• [EXTRACTED MATERIAL]
----

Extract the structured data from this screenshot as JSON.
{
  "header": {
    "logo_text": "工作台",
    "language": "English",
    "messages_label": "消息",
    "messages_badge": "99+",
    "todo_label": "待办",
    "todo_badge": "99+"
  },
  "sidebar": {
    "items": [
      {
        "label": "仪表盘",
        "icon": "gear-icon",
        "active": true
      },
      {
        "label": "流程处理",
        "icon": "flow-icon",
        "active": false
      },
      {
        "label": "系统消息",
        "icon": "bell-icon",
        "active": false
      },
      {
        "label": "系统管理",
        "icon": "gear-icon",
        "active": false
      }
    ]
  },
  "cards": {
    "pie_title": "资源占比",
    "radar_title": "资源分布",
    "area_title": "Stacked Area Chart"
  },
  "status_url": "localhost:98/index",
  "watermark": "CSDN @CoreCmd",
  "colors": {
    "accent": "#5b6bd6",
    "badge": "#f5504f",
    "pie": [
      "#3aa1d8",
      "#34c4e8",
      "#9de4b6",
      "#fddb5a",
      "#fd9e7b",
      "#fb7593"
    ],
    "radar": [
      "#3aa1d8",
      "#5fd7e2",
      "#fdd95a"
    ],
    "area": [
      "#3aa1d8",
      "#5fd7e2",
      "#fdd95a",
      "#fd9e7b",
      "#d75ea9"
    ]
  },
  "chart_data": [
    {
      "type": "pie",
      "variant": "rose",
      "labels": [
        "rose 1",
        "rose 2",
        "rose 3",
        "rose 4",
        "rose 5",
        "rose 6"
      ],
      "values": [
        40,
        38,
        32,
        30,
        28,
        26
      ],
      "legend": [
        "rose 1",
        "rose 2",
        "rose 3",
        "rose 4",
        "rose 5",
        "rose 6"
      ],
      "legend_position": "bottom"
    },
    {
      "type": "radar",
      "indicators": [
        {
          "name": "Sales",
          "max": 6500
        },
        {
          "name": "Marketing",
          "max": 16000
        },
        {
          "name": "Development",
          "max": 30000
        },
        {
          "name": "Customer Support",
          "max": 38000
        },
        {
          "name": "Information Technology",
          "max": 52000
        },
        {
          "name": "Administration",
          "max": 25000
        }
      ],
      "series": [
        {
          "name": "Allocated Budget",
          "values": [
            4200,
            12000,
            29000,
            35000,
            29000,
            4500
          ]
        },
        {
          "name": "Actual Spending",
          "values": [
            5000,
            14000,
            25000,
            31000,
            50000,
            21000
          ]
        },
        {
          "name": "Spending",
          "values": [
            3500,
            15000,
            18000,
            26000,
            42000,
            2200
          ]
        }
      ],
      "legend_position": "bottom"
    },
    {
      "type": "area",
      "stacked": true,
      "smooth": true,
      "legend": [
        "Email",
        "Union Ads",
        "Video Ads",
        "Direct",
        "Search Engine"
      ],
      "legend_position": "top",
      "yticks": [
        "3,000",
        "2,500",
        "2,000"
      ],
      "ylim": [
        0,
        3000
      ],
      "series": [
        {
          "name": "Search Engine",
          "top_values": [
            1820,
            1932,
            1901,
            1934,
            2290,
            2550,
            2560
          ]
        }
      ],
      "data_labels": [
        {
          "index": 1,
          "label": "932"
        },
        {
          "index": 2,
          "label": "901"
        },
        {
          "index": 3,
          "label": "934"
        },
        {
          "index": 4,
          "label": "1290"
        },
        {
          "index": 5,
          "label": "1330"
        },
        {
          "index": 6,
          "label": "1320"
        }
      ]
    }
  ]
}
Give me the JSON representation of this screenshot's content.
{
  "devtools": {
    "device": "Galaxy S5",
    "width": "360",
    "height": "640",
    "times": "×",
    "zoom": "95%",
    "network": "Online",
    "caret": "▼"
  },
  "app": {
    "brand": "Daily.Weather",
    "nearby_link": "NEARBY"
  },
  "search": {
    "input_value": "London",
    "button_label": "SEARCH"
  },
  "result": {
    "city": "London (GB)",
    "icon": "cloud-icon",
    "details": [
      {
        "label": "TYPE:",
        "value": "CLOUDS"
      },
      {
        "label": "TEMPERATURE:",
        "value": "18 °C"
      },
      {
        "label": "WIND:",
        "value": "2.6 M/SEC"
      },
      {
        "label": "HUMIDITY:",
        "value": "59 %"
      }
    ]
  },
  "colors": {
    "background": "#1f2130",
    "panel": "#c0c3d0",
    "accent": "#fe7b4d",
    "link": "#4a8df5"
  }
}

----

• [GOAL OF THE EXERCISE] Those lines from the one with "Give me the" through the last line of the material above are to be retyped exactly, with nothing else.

• [OUTPUT OF THE EXERCISE]
Give me the JSON representation of this screenshot's content.
{
  "devtools": {
    "device": "Galaxy S5",
    "width": "360",
    "height": "640",
    "times": "×",
    "zoom": "95%",
    "network": "Online",
    "caret": "▼"
  },
  "app": {
    "brand": "Daily.Weather",
    "nearby_link": "NEARBY"
  },
  "search": {
    "input_value": "London",
    "button_label": "SEARCH"
  },
  "result": {
    "city": "London (GB)",
    "icon": "cloud-icon",
    "details": [
      {
        "label": "TYPE:",
        "value": "CLOUDS"
      },
      {
        "label": "TEMPERATURE:",
        "value": "18 °C"
      },
      {
        "label": "WIND:",
        "value": "2.6 M/SEC"
      },
      {
        "label": "HUMIDITY:",
        "value": "59 %"
      }
    ]
  },
  "colors": {
    "background": "#1f2130",
    "panel": "#c0c3d0",
    "accent": "#fe7b4d",
    "link": "#4a8df5"
  }
}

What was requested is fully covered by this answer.